“It is important we all support religious freedom, said John Thoburn, a Hunter Mill resident whose family also formerly owned much of the nearby land (including the former driving range where the new Oakcrest School is under construction).
However, nearby resident Bruce Bennett said the latest plans for the project no longer show a roundabout to control traffic in the mostly residential neighborhood. He said that “just one abject failure in this special permit process that in and of itself is sufficient justification for a complete denial of this application.”
“It has been totally removed and in its place a weasel-worded commitment that is no commitment at all and in fact may have eviscerated the original transportation agreement,” Bennett told the BZA.
Other speakers took issue with the application’s standard of a minimum of 233 parking spaces for the church. They want assurances that the maximum number of spaces would not grow exponentially.

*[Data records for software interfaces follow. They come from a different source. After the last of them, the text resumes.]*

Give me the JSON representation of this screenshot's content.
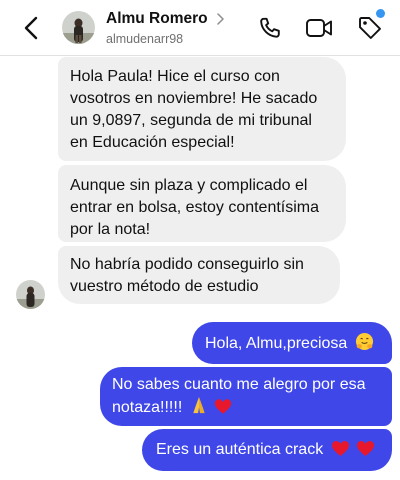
{
  "header": {
    "name": "Almu Romero",
    "username": "almudenarr98",
    "icons": {
      "back": "chevron-left-icon",
      "chevron": "chevron-right-icon",
      "call": "phone-icon",
      "video": "video-camera-icon",
      "tag": "tag-icon"
    },
    "notification_color": "#3797f0"
  },
  "colors": {
    "incoming_bubble": "#efefef",
    "outgoing_bubble": "#3f47e8"
  },
  "messages": [
    {
      "sender": "contact",
      "text": "Hola Paula! Hice el curso con vosotros en noviembre! He sacado un 9,0897, segunda de mi tribunal en Educación especial!"
    },
    {
      "sender": "contact",
      "text": "Aunque sin plaza y complicado el entrar en bolsa, estoy contentísima por la nota!"
    },
    {
      "sender": "contact",
      "text": "No habría podido conseguirlo sin vuestro método de estudio"
    },
    {
      "sender": "me",
      "text": "Hola, Almu,preciosa",
      "emoji": [
        "hugging-face-emoji"
      ]
    },
    {
      "sender": "me",
      "text": "No sabes cuanto me alegro por esa notaza!!!!!",
      "emoji": [
        "folded-hands-emoji",
        "red-heart-emoji"
      ]
    },
    {
      "sender": "me",
      "text": "Eres un auténtica crack",
      "emoji": [
        "red-heart-emoji",
        "red-heart-emoji"
      ]
    }
  ]
}
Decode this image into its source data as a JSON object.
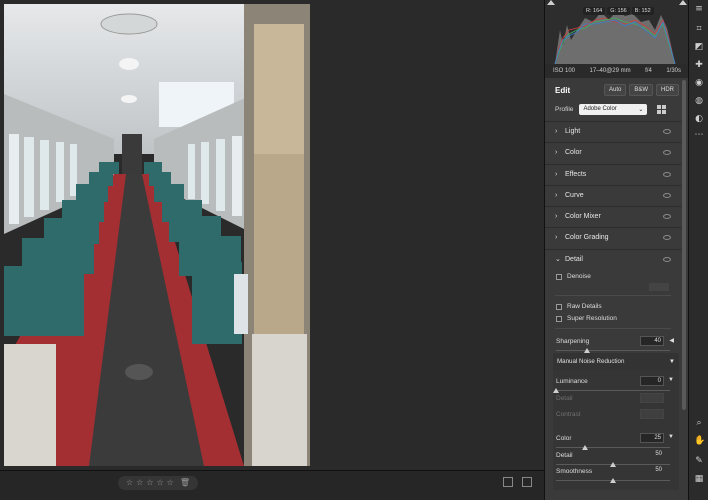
{
  "histogram": {
    "r": "R: 164",
    "g": "G: 156",
    "b": "B: 152"
  },
  "exif": {
    "iso": "ISO 100",
    "focal": "17–40@29 mm",
    "aperture": "f/4",
    "shutter": "1/30s"
  },
  "edit": {
    "title": "Edit",
    "auto": "Auto",
    "bw": "B&W",
    "hdr": "HDR"
  },
  "profile": {
    "label": "Profile",
    "value": "Adobe Color"
  },
  "sections": [
    {
      "label": "Light",
      "expanded": false
    },
    {
      "label": "Color",
      "expanded": false
    },
    {
      "label": "Effects",
      "expanded": false
    },
    {
      "label": "Curve",
      "expanded": false
    },
    {
      "label": "Color Mixer",
      "expanded": false
    },
    {
      "label": "Color Grading",
      "expanded": false
    },
    {
      "label": "Detail",
      "expanded": true
    }
  ],
  "detail": {
    "denoise": "Denoise",
    "raw_details": "Raw Details",
    "super_resolution": "Super Resolution",
    "sharpening": {
      "label": "Sharpening",
      "value": "40",
      "fraction": 0.27
    },
    "nr_header": "Manual Noise Reduction",
    "luminance": {
      "label": "Luminance",
      "value": "0",
      "fraction": 0.0
    },
    "lum_detail": {
      "label": "Detail",
      "value": ""
    },
    "lum_contrast": {
      "label": "Contrast",
      "value": ""
    },
    "color": {
      "label": "Color",
      "value": "25",
      "fraction": 0.25
    },
    "color_detail": {
      "label": "Detail",
      "value": "50",
      "fraction": 0.5
    },
    "smoothness": {
      "label": "Smoothness",
      "value": "50",
      "fraction": 0.5
    }
  },
  "rating": {
    "stars": 0,
    "max": 5
  },
  "colors": {
    "panel_bg": "#3a3a3a",
    "canvas_bg": "#2a2a2a",
    "seat_teal": "#2f6b6a",
    "carpet_red": "#a32f33"
  },
  "icons": [
    "sliders-icon",
    "crop-icon",
    "eraser-icon",
    "healing-icon",
    "red-eye-icon",
    "masking-icon",
    "presets-icon",
    "more-icon",
    "zoom-icon",
    "hand-icon",
    "color-sampler-icon",
    "grid-overlay-icon"
  ]
}
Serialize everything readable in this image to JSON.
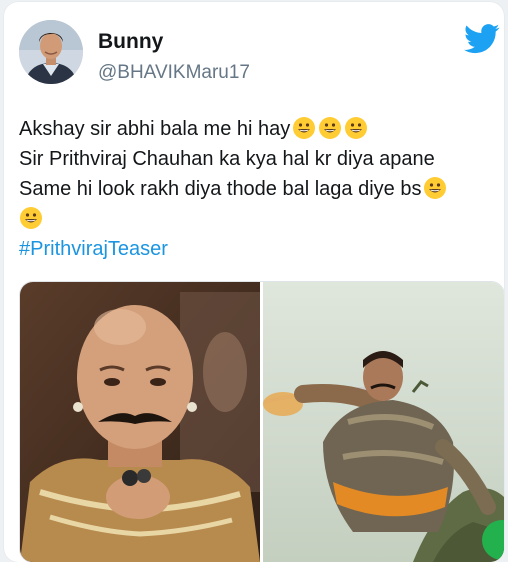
{
  "tweet": {
    "author_name": "Bunny",
    "author_handle": "@BHAVIKMaru17",
    "lines": [
      "Akshay sir abhi bala me hi hay",
      "Sir Prithviraj Chauhan ka kya hal kr diya apane",
      "Same hi look rakh diya thode bal laga diye bs"
    ],
    "hashtag": "#PrithvirajTeaser"
  },
  "icons": {
    "brand": "twitter-bird-icon",
    "emoji": "grinning-face-emoji"
  },
  "colors": {
    "twitter_blue": "#1da1f2",
    "hashtag": "#1b95e0",
    "text": "#14171a",
    "handle": "#657786",
    "emoji_yellow": "#ffcc33"
  }
}
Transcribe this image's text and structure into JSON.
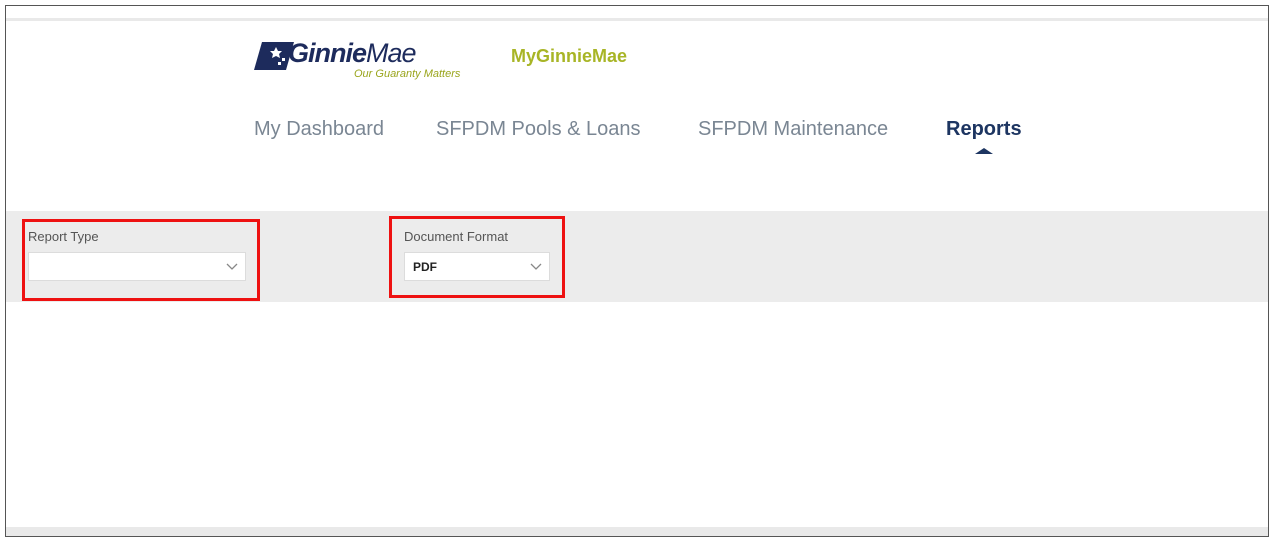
{
  "brand": {
    "logo_word_bold": "Ginnie",
    "logo_word_light": "Mae",
    "tagline": "Our Guaranty Matters",
    "portal_name": "MyGinnieMae",
    "logo_color": "#1d2b5c",
    "accent_color": "#a8b526"
  },
  "nav": {
    "items": [
      {
        "label": "My Dashboard",
        "active": false
      },
      {
        "label": "SFPDM Pools & Loans",
        "active": false
      },
      {
        "label": "SFPDM Maintenance",
        "active": false
      },
      {
        "label": "Reports",
        "active": true
      }
    ]
  },
  "filters": {
    "report_type": {
      "label": "Report Type",
      "value": ""
    },
    "document_format": {
      "label": "Document Format",
      "value": "PDF"
    }
  },
  "icons": {
    "logo": "ginnie-mae-logo-icon",
    "dropdown": "chevron-down-icon",
    "active_tab": "caret-up-icon"
  },
  "colors": {
    "highlight_border": "#ee1111",
    "active_nav": "#1d3561",
    "inactive_nav": "#7a8693",
    "filter_bar_bg": "#ececec"
  }
}
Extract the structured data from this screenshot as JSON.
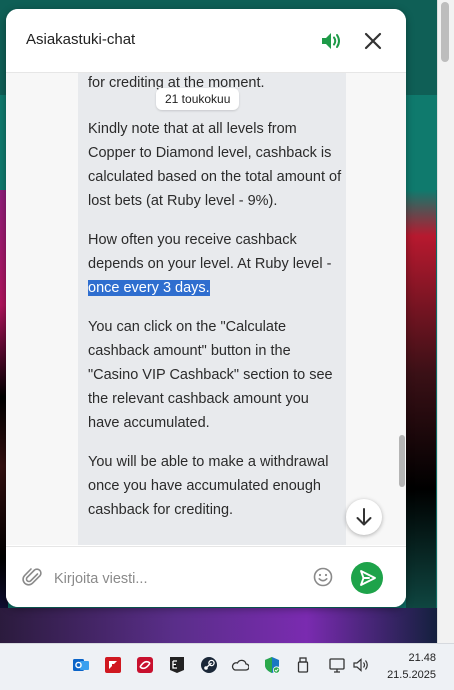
{
  "chat": {
    "title": "Asiakastuki-chat",
    "date_chip": "21 toukokuu",
    "messages": {
      "partial_line": "for crediting at the moment.",
      "para1": "Kindly note that at all levels from Copper to Diamond level, cashback is calculated based on the total amount of lost bets (at Ruby level - 9%).",
      "para2_before": "How often you receive cashback depends on your level. At Ruby level -",
      "para2_highlight": " once every 3 days.",
      "para3": "You can click on the \"Calculate cashback amount\" button in the \"Casino VIP Cashback\" section to see the relevant cashback amount you have accumulated.",
      "para4": "You will be able to make a withdrawal once you have accumulated enough cashback for crediting."
    },
    "composer": {
      "placeholder": "Kirjoita viesti..."
    },
    "colors": {
      "accent": "#1ea34a",
      "bubble": "#e8eaed",
      "highlight": "#2f6ecf"
    }
  },
  "taskbar": {
    "time": "21.48",
    "date": "21.5.2025",
    "icons": [
      "outlook-icon",
      "amd-icon",
      "amd-software-icon",
      "epic-games-icon",
      "steam-icon",
      "onedrive-icon",
      "defender-icon",
      "usb-icon",
      "network-icon",
      "volume-icon"
    ]
  }
}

“I have a concern that there is going to be a sea of asphalt,” said one speaker. “This is not a megachurch. Five hundred people on the site at one time is in excess for a low-density neighborhood.”
See all of last week’s testimony on this video on Fairfax County’s website. Additional testimony is scheduled for 9 a.m. Sept. 21 at the Fairfax County Government Center.